Alice turns back to the comics and Frasier to the business section. Roz sits and enjoys the quiet. She stretches her legs out and props her feet on the chair across from her. Coffee would be nice, but it can wait. She leans her head back to rest on the top of the chair and shuts her eyes. Frasier’s hand reaches over to give her ankle a gentle squeeze, rubs his thumb over stubble that’s at least a week old and yet he doesn’t seem to mind.

Could it all be this easy? Roz wonders to herself. Two years ago they were still awkward and fumbling their way back towards something like friendship after that first ill-conceived one night stand. One year ago she was heavily pregnant with Madge. They were cautious and careful, waiting to see what their new normal would look like, anxious to learn whether they could handle the transition. Now they’re here on a Sunday morning and it feels like… Is this their new normal? Raising the girls, friendship, and good sex? Will it be enough for him? For her? She thinks back to a few nights ago in his arms, to his eyes on her and how it makes her shiver. Sometimes it feels like she’s in the eye of a storm. Everything seems calm right now, but for how long?

Roz opens her eyes. Madge is calling ‘mama’ from down the hall and the timer on the oven is going off. Frasier lets go of her ankle and closes his newspaper.

“I’ll get her,” Roz tells him as she swings her legs down from the chair and pushes herself away from the table to stand.

“I’ll get the cinnamon rolls.” Frasier shoots her a smile before she disappears down the hall.
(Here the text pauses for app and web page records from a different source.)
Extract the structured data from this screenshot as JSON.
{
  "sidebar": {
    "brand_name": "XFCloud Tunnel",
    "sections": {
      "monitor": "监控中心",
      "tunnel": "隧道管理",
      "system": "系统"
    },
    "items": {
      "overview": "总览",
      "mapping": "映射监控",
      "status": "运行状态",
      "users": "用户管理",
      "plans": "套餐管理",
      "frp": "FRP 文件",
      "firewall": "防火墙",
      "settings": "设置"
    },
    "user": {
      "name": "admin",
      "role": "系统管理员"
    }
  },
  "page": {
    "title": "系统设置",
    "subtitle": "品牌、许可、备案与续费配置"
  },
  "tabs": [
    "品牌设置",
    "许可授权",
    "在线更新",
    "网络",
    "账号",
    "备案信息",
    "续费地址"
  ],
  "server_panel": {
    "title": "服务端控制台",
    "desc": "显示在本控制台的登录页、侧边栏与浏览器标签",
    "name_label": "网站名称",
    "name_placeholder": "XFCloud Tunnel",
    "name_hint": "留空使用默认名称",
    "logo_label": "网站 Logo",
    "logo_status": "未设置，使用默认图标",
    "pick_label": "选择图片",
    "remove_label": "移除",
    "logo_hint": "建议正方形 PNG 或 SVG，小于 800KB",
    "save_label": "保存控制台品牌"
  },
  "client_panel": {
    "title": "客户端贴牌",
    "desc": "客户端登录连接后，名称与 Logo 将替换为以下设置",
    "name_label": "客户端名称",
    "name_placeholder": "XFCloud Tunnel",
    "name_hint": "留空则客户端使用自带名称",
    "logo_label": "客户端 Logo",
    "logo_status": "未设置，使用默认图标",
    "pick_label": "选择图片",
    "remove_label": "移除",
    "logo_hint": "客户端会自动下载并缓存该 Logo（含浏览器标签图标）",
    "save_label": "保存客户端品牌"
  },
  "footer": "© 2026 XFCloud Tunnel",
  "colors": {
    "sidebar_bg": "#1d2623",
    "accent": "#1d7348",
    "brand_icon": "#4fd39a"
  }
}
Madge is sitting up in bed whimpering, reaches chubby arms out to her. “Awh, did you wake up all alone? That’s no fun is it? I know you much prefer to climb all over me or Dada.” Roz chatters at Madge as she changes her diaper, zips her pajamas back up, then runs a wipe over her face and hands trying to clear them of snot residue. “C’mon now,” she tells Madge as she sets the baby on her hip and kisses her cheek, pushing stray strands of hair out of her sweet face. “Let’s go see if they saved us any breakfast.”

Back in the kitchen, Frasier has set out Madge a bottle and pulled apart some pieces of a cinnamon roll to cool on the high chair tray. She settles Madge into the seat. Frasier hands Roz a cup of coffee. She murmurs her thanks, flashes a smile, and watches him kiss Madge good morning. Alice is licking icing off the top of her cinnamon roll and giggling.

Mornings like these are so simple, but Roz finds she likes it that way. With a glance towards Frasier, she takes a sip of her coffee. It’s warm, not too strong. If this is the eye of the storm, she hopes whatever comes next stays long in the distance.